[Data about app and page elements]
/---
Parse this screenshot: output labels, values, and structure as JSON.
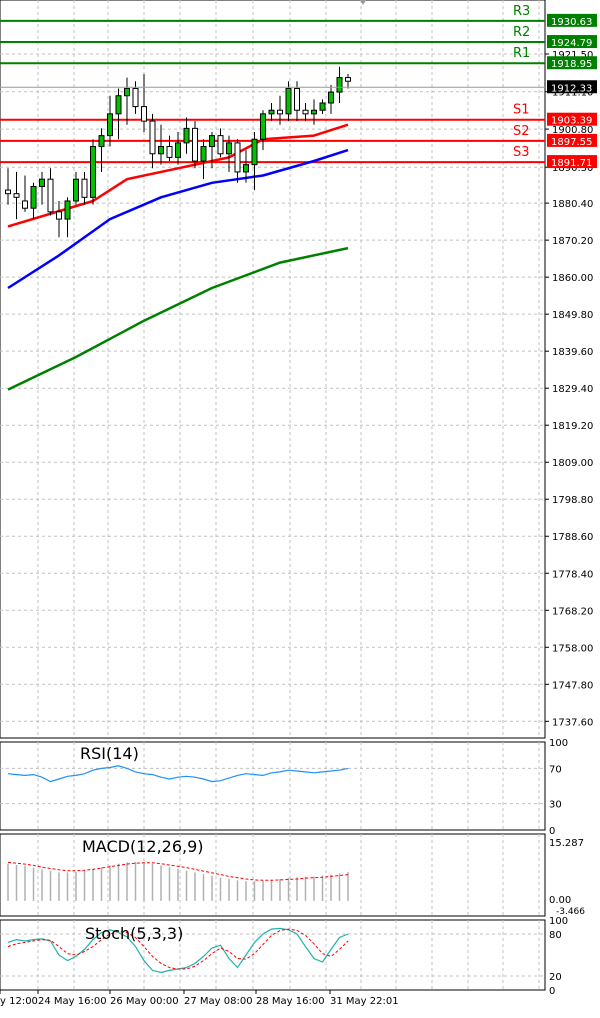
{
  "chart_data": {
    "type": "candlestick",
    "x_tick_labels": [
      "y 12:00",
      "24 May 16:00",
      "26 May 00:00",
      "27 May 08:00",
      "28 May 16:00",
      "31 May 22:01"
    ],
    "price_axis": {
      "ylim": [
        1733.0,
        1935.0
      ],
      "ticks": [
        "1921.50",
        "1911.10",
        "1900.80",
        "1890.30",
        "1880.40",
        "1870.20",
        "1860.00",
        "1849.80",
        "1839.60",
        "1829.40",
        "1819.20",
        "1809.00",
        "1798.80",
        "1788.60",
        "1778.40",
        "1768.20",
        "1758.00",
        "1747.80",
        "1737.60"
      ]
    },
    "current_price": "1912.33",
    "levels": [
      {
        "name": "R3",
        "value": "1930.63",
        "color": "#008000"
      },
      {
        "name": "R2",
        "value": "1924.79",
        "color": "#008000"
      },
      {
        "name": "R1",
        "value": "1918.95",
        "color": "#008000"
      },
      {
        "name": "S1",
        "value": "1903.39",
        "color": "#ff0000"
      },
      {
        "name": "S2",
        "value": "1897.55",
        "color": "#ff0000"
      },
      {
        "name": "S3",
        "value": "1891.71",
        "color": "#ff0000"
      }
    ],
    "candles": [
      {
        "o": 1884,
        "h": 1890,
        "l": 1880,
        "c": 1883
      },
      {
        "o": 1883,
        "h": 1889,
        "l": 1876,
        "c": 1882
      },
      {
        "o": 1881,
        "h": 1888,
        "l": 1878,
        "c": 1879
      },
      {
        "o": 1879,
        "h": 1886,
        "l": 1876,
        "c": 1885
      },
      {
        "o": 1885,
        "h": 1889,
        "l": 1880,
        "c": 1887
      },
      {
        "o": 1887,
        "h": 1890,
        "l": 1877,
        "c": 1878
      },
      {
        "o": 1878,
        "h": 1881,
        "l": 1871,
        "c": 1876
      },
      {
        "o": 1876,
        "h": 1882,
        "l": 1871,
        "c": 1881
      },
      {
        "o": 1881,
        "h": 1889,
        "l": 1880,
        "c": 1887
      },
      {
        "o": 1887,
        "h": 1889,
        "l": 1880,
        "c": 1882
      },
      {
        "o": 1882,
        "h": 1898,
        "l": 1880,
        "c": 1896
      },
      {
        "o": 1896,
        "h": 1901,
        "l": 1889,
        "c": 1899
      },
      {
        "o": 1899,
        "h": 1910,
        "l": 1896,
        "c": 1905
      },
      {
        "o": 1905,
        "h": 1912,
        "l": 1898,
        "c": 1910
      },
      {
        "o": 1910,
        "h": 1915,
        "l": 1902,
        "c": 1912
      },
      {
        "o": 1912,
        "h": 1914,
        "l": 1905,
        "c": 1907
      },
      {
        "o": 1907,
        "h": 1916,
        "l": 1900,
        "c": 1903
      },
      {
        "o": 1903,
        "h": 1905,
        "l": 1890,
        "c": 1894
      },
      {
        "o": 1894,
        "h": 1902,
        "l": 1891,
        "c": 1896
      },
      {
        "o": 1896,
        "h": 1899,
        "l": 1892,
        "c": 1893
      },
      {
        "o": 1893,
        "h": 1900,
        "l": 1891,
        "c": 1897
      },
      {
        "o": 1897,
        "h": 1904,
        "l": 1894,
        "c": 1901
      },
      {
        "o": 1901,
        "h": 1903,
        "l": 1890,
        "c": 1892
      },
      {
        "o": 1892,
        "h": 1898,
        "l": 1887,
        "c": 1896
      },
      {
        "o": 1896,
        "h": 1900,
        "l": 1890,
        "c": 1899
      },
      {
        "o": 1899,
        "h": 1901,
        "l": 1893,
        "c": 1894
      },
      {
        "o": 1894,
        "h": 1899,
        "l": 1889,
        "c": 1897
      },
      {
        "o": 1897,
        "h": 1898,
        "l": 1886,
        "c": 1889
      },
      {
        "o": 1889,
        "h": 1895,
        "l": 1886,
        "c": 1891
      },
      {
        "o": 1891,
        "h": 1900,
        "l": 1884,
        "c": 1898
      },
      {
        "o": 1898,
        "h": 1906,
        "l": 1895,
        "c": 1905
      },
      {
        "o": 1905,
        "h": 1908,
        "l": 1903,
        "c": 1906
      },
      {
        "o": 1906,
        "h": 1910,
        "l": 1902,
        "c": 1905
      },
      {
        "o": 1905,
        "h": 1914,
        "l": 1903,
        "c": 1912
      },
      {
        "o": 1912,
        "h": 1914,
        "l": 1903,
        "c": 1906
      },
      {
        "o": 1906,
        "h": 1908,
        "l": 1903,
        "c": 1905
      },
      {
        "o": 1905,
        "h": 1909,
        "l": 1902,
        "c": 1906
      },
      {
        "o": 1906,
        "h": 1909,
        "l": 1905,
        "c": 1908
      },
      {
        "o": 1908,
        "h": 1913,
        "l": 1905,
        "c": 1911
      },
      {
        "o": 1911,
        "h": 1918,
        "l": 1908,
        "c": 1915
      },
      {
        "o": 1915,
        "h": 1916,
        "l": 1912,
        "c": 1914
      }
    ],
    "moving_averages": [
      {
        "color": "#ff0000",
        "points": [
          [
            0,
            1874
          ],
          [
            10,
            1881
          ],
          [
            14,
            1887
          ],
          [
            20,
            1890
          ],
          [
            26,
            1893
          ],
          [
            30,
            1898
          ],
          [
            36,
            1899
          ],
          [
            40,
            1902
          ]
        ]
      },
      {
        "color": "#0000ff",
        "points": [
          [
            0,
            1857
          ],
          [
            6,
            1866
          ],
          [
            12,
            1876
          ],
          [
            18,
            1882
          ],
          [
            24,
            1886
          ],
          [
            30,
            1888
          ],
          [
            36,
            1892
          ],
          [
            40,
            1895
          ]
        ]
      },
      {
        "color": "#008000",
        "points": [
          [
            0,
            1829
          ],
          [
            8,
            1838
          ],
          [
            16,
            1848
          ],
          [
            24,
            1857
          ],
          [
            32,
            1864
          ],
          [
            40,
            1868
          ]
        ]
      }
    ],
    "rsi": {
      "label": "RSI(14)",
      "ticks": [
        "100",
        "70",
        "30",
        "0"
      ],
      "ylim": [
        0,
        100
      ],
      "values": [
        64,
        63,
        62,
        63,
        60,
        55,
        58,
        61,
        62,
        64,
        68,
        70,
        71,
        73,
        70,
        66,
        64,
        63,
        60,
        58,
        60,
        61,
        60,
        58,
        55,
        56,
        59,
        62,
        64,
        63,
        62,
        65,
        66,
        68,
        67,
        66,
        65,
        66,
        67,
        68,
        70
      ]
    },
    "macd": {
      "label": "MACD(12,26,9)",
      "ticks": [
        "15.287",
        "0.00",
        "-3.466"
      ],
      "ylim": [
        -3.466,
        15.287
      ],
      "histogram": [
        8.5,
        8.2,
        8.0,
        7.6,
        7.2,
        6.8,
        6.5,
        6.5,
        6.6,
        6.9,
        7.3,
        7.7,
        8.1,
        8.5,
        8.8,
        8.9,
        8.8,
        8.5,
        8.1,
        7.7,
        7.3,
        6.9,
        6.5,
        6.1,
        5.7,
        5.3,
        5.0,
        4.7,
        4.5,
        4.5,
        4.6,
        4.8,
        5.0,
        5.2,
        5.4,
        5.5,
        5.6,
        5.8,
        6.0,
        6.3,
        6.6
      ],
      "signal": [
        8.8,
        8.6,
        8.4,
        8.1,
        7.7,
        7.4,
        7.1,
        6.9,
        6.9,
        7.0,
        7.2,
        7.5,
        7.8,
        8.1,
        8.4,
        8.6,
        8.7,
        8.7,
        8.5,
        8.2,
        7.9,
        7.6,
        7.2,
        6.8,
        6.4,
        6.0,
        5.6,
        5.3,
        5.0,
        4.8,
        4.7,
        4.7,
        4.8,
        4.9,
        5.0,
        5.2,
        5.3,
        5.4,
        5.6,
        5.8,
        6.0
      ]
    },
    "stoch": {
      "label": "Stoch(5,3,3)",
      "ticks": [
        "100",
        "80",
        "20",
        "0"
      ],
      "ylim": [
        0,
        100
      ],
      "main": [
        68,
        72,
        70,
        72,
        73,
        70,
        50,
        42,
        48,
        58,
        72,
        82,
        86,
        82,
        76,
        62,
        42,
        28,
        25,
        28,
        30,
        32,
        38,
        48,
        60,
        64,
        45,
        32,
        50,
        68,
        80,
        87,
        88,
        86,
        80,
        62,
        45,
        40,
        58,
        75,
        80
      ],
      "signal": [
        62,
        66,
        68,
        70,
        72,
        71,
        62,
        52,
        50,
        55,
        62,
        72,
        80,
        84,
        82,
        75,
        62,
        48,
        38,
        32,
        30,
        30,
        34,
        42,
        52,
        60,
        55,
        45,
        44,
        52,
        65,
        78,
        85,
        87,
        85,
        78,
        66,
        52,
        48,
        58,
        70
      ]
    }
  }
}
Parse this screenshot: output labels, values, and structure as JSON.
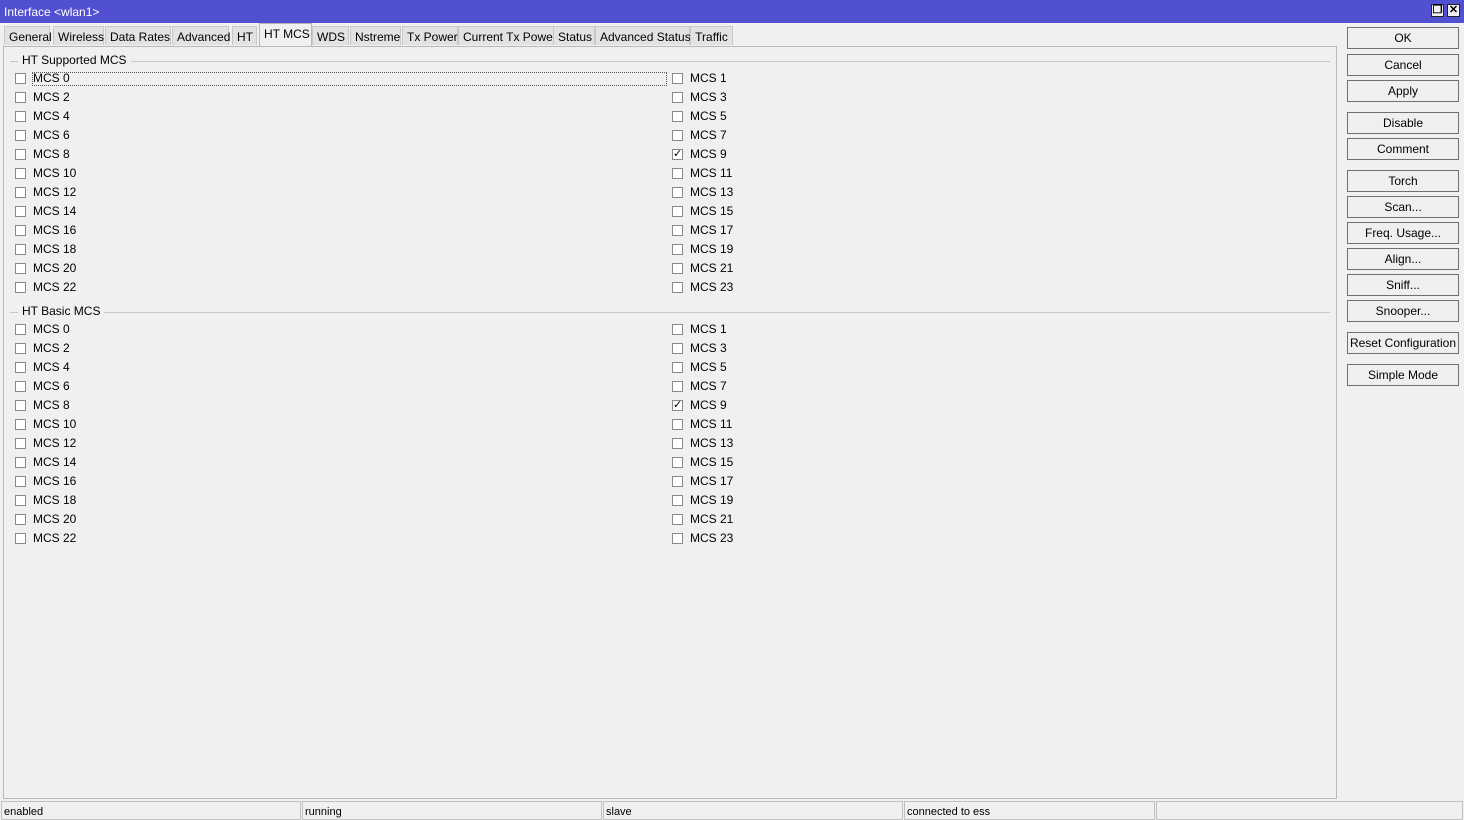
{
  "window": {
    "title": "Interface <wlan1>",
    "restore_glyph": "❐",
    "close_glyph": "✕",
    "title_bar_color": "#5050d0"
  },
  "tabs": [
    {
      "label": "General"
    },
    {
      "label": "Wireless"
    },
    {
      "label": "Data Rates"
    },
    {
      "label": "Advanced"
    },
    {
      "label": "HT"
    },
    {
      "label": "HT MCS",
      "active": true
    },
    {
      "label": "WDS"
    },
    {
      "label": "Nstreme"
    },
    {
      "label": "Tx Power"
    },
    {
      "label": "Current Tx Power"
    },
    {
      "label": "Status"
    },
    {
      "label": "Advanced Status"
    },
    {
      "label": "Traffic"
    }
  ],
  "groups": {
    "supported": {
      "title": "HT Supported MCS",
      "items": [
        {
          "label": "MCS 0",
          "checked": false
        },
        {
          "label": "MCS 1",
          "checked": false
        },
        {
          "label": "MCS 2",
          "checked": false
        },
        {
          "label": "MCS 3",
          "checked": false
        },
        {
          "label": "MCS 4",
          "checked": false
        },
        {
          "label": "MCS 5",
          "checked": false
        },
        {
          "label": "MCS 6",
          "checked": false
        },
        {
          "label": "MCS 7",
          "checked": false
        },
        {
          "label": "MCS 8",
          "checked": false
        },
        {
          "label": "MCS 9",
          "checked": true
        },
        {
          "label": "MCS 10",
          "checked": false
        },
        {
          "label": "MCS 11",
          "checked": false
        },
        {
          "label": "MCS 12",
          "checked": false
        },
        {
          "label": "MCS 13",
          "checked": false
        },
        {
          "label": "MCS 14",
          "checked": false
        },
        {
          "label": "MCS 15",
          "checked": false
        },
        {
          "label": "MCS 16",
          "checked": false
        },
        {
          "label": "MCS 17",
          "checked": false
        },
        {
          "label": "MCS 18",
          "checked": false
        },
        {
          "label": "MCS 19",
          "checked": false
        },
        {
          "label": "MCS 20",
          "checked": false
        },
        {
          "label": "MCS 21",
          "checked": false
        },
        {
          "label": "MCS 22",
          "checked": false
        },
        {
          "label": "MCS 23",
          "checked": false
        }
      ]
    },
    "basic": {
      "title": "HT Basic MCS",
      "items": [
        {
          "label": "MCS 0",
          "checked": false
        },
        {
          "label": "MCS 1",
          "checked": false
        },
        {
          "label": "MCS 2",
          "checked": false
        },
        {
          "label": "MCS 3",
          "checked": false
        },
        {
          "label": "MCS 4",
          "checked": false
        },
        {
          "label": "MCS 5",
          "checked": false
        },
        {
          "label": "MCS 6",
          "checked": false
        },
        {
          "label": "MCS 7",
          "checked": false
        },
        {
          "label": "MCS 8",
          "checked": false
        },
        {
          "label": "MCS 9",
          "checked": true
        },
        {
          "label": "MCS 10",
          "checked": false
        },
        {
          "label": "MCS 11",
          "checked": false
        },
        {
          "label": "MCS 12",
          "checked": false
        },
        {
          "label": "MCS 13",
          "checked": false
        },
        {
          "label": "MCS 14",
          "checked": false
        },
        {
          "label": "MCS 15",
          "checked": false
        },
        {
          "label": "MCS 16",
          "checked": false
        },
        {
          "label": "MCS 17",
          "checked": false
        },
        {
          "label": "MCS 18",
          "checked": false
        },
        {
          "label": "MCS 19",
          "checked": false
        },
        {
          "label": "MCS 20",
          "checked": false
        },
        {
          "label": "MCS 21",
          "checked": false
        },
        {
          "label": "MCS 22",
          "checked": false
        },
        {
          "label": "MCS 23",
          "checked": false
        }
      ]
    }
  },
  "checkmark_glyph": "✓",
  "buttons": [
    {
      "label": "OK",
      "name": "ok-button"
    },
    {
      "label": "Cancel",
      "name": "cancel-button"
    },
    {
      "label": "Apply",
      "name": "apply-button"
    },
    {
      "label": "Disable",
      "name": "disable-button"
    },
    {
      "label": "Comment",
      "name": "comment-button"
    },
    {
      "label": "Torch",
      "name": "torch-button"
    },
    {
      "label": "Scan...",
      "name": "scan-button"
    },
    {
      "label": "Freq. Usage...",
      "name": "freq-usage-button"
    },
    {
      "label": "Align...",
      "name": "align-button"
    },
    {
      "label": "Sniff...",
      "name": "sniff-button"
    },
    {
      "label": "Snooper...",
      "name": "snooper-button"
    },
    {
      "label": "Reset Configuration",
      "name": "reset-configuration-button"
    },
    {
      "label": "Simple Mode",
      "name": "simple-mode-button"
    }
  ],
  "status": [
    "enabled",
    "running",
    "slave",
    "connected to ess",
    ""
  ]
}
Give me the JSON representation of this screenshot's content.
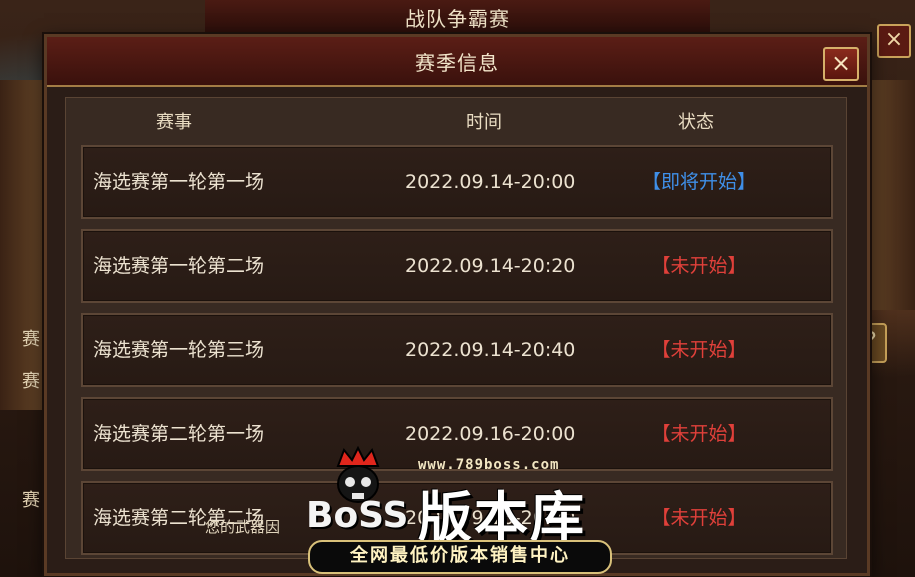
{
  "outer_window": {
    "title": "战队争霸赛",
    "side_letters": [
      "赛",
      "赛",
      "赛"
    ]
  },
  "modal": {
    "title": "赛季信息",
    "close_icon": "×",
    "columns": {
      "event": "赛事",
      "time": "时间",
      "status": "状态"
    },
    "rows": [
      {
        "event": "海选赛第一轮第一场",
        "time": "2022.09.14-20:00",
        "status": "【即将开始】",
        "status_color": "#3f8fe8"
      },
      {
        "event": "海选赛第一轮第二场",
        "time": "2022.09.14-20:20",
        "status": "【未开始】",
        "status_color": "#e0403a"
      },
      {
        "event": "海选赛第一轮第三场",
        "time": "2022.09.14-20:40",
        "status": "【未开始】",
        "status_color": "#e0403a"
      },
      {
        "event": "海选赛第二轮第一场",
        "time": "2022.09.16-20:00",
        "status": "【未开始】",
        "status_color": "#e0403a"
      },
      {
        "event": "海选赛第二轮第二场",
        "time": "2022.09.16-20:20",
        "status": "【未开始】",
        "status_color": "#e0403a"
      }
    ]
  },
  "notice": "您的武器因",
  "watermark": {
    "url": "www.789boss.com",
    "brand": "BoSS",
    "name": "版本库",
    "slogan": "全网最低价版本销售中心"
  }
}
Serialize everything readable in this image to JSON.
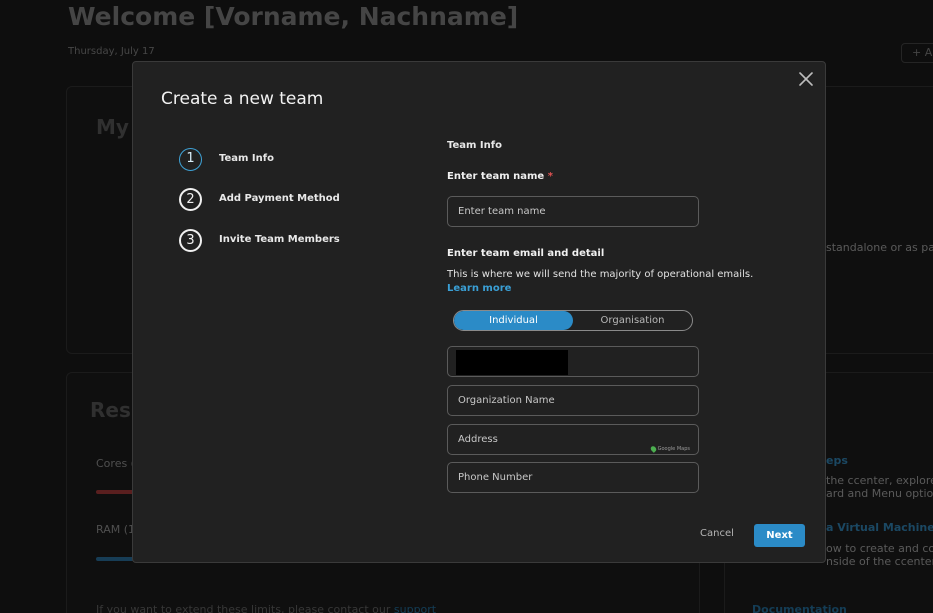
{
  "background": {
    "title": "Welcome [Vorname, Nachname]",
    "date": "Thursday, July 17",
    "add_button": "+ A",
    "card1_heading": "My",
    "card1_text": "standalone or as part",
    "card2_heading": "Ress",
    "cores_label": "Cores (",
    "ram_label": "RAM (1",
    "limits_text": "If you want to extend these limits, please contact our",
    "limits_link": "support",
    "card3_link1": "eps",
    "card3_text1a": "the ccenter, explore th",
    "card3_text1b": "ard and Menu options.",
    "card3_link2": "a Virtual Machine",
    "card3_text2a": "ow to create and config",
    "card3_text2b": "nside of the ccenter.",
    "card3_link3": "Documentation",
    "colors": {
      "cores_bar": "#b03a3a",
      "ram_bar": "#2a7fb5"
    }
  },
  "modal": {
    "title": "Create a new team",
    "close_icon": "close-icon",
    "steps": [
      {
        "number": "1",
        "label": "Team Info",
        "active": true
      },
      {
        "number": "2",
        "label": "Add Payment Method",
        "active": false
      },
      {
        "number": "3",
        "label": "Invite Team Members",
        "active": false
      }
    ],
    "form": {
      "section_title": "Team Info",
      "team_name_label": "Enter team name",
      "required_mark": "*",
      "team_name_placeholder": "Enter team name",
      "email_section_label": "Enter team email and detail",
      "description": "This is where we will send the majority of operational emails.",
      "learn_more": "Learn more",
      "toggle": {
        "left": "Individual",
        "right": "Organisation",
        "selected": "Individual"
      },
      "org_name_placeholder": "Organization Name",
      "address_placeholder": "Address",
      "google_maps_badge": "Google Maps",
      "phone_placeholder": "Phone Number"
    },
    "buttons": {
      "cancel": "Cancel",
      "next": "Next"
    },
    "colors": {
      "accent": "#2b8bc7",
      "link": "#3a9fd5",
      "required": "#e05252"
    }
  }
}
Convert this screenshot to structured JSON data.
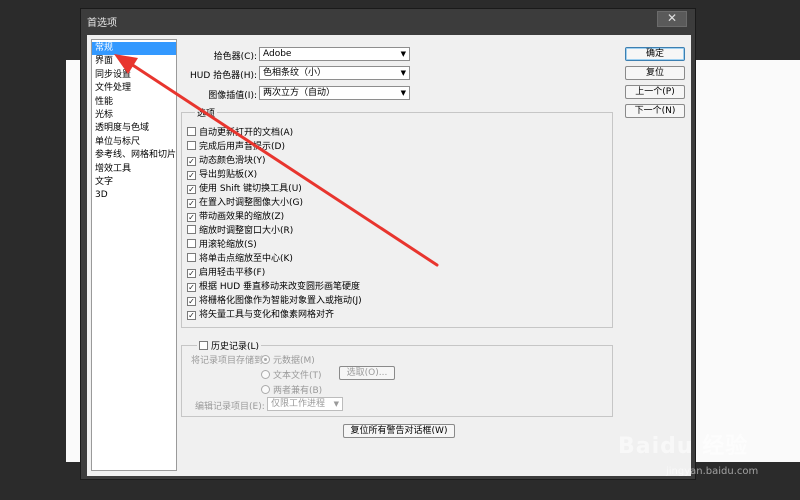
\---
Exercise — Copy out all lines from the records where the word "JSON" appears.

Answer to the exercise —
Parse this screenshot: output labels, values, and structure as JSON.
Parse this screenshot: output labels, values, and structure as JSON.
Give me the JSON representation of this screenshot's content.
Serialize everything readable in this image to JSON.
Convert this screenshot to structured JSON data.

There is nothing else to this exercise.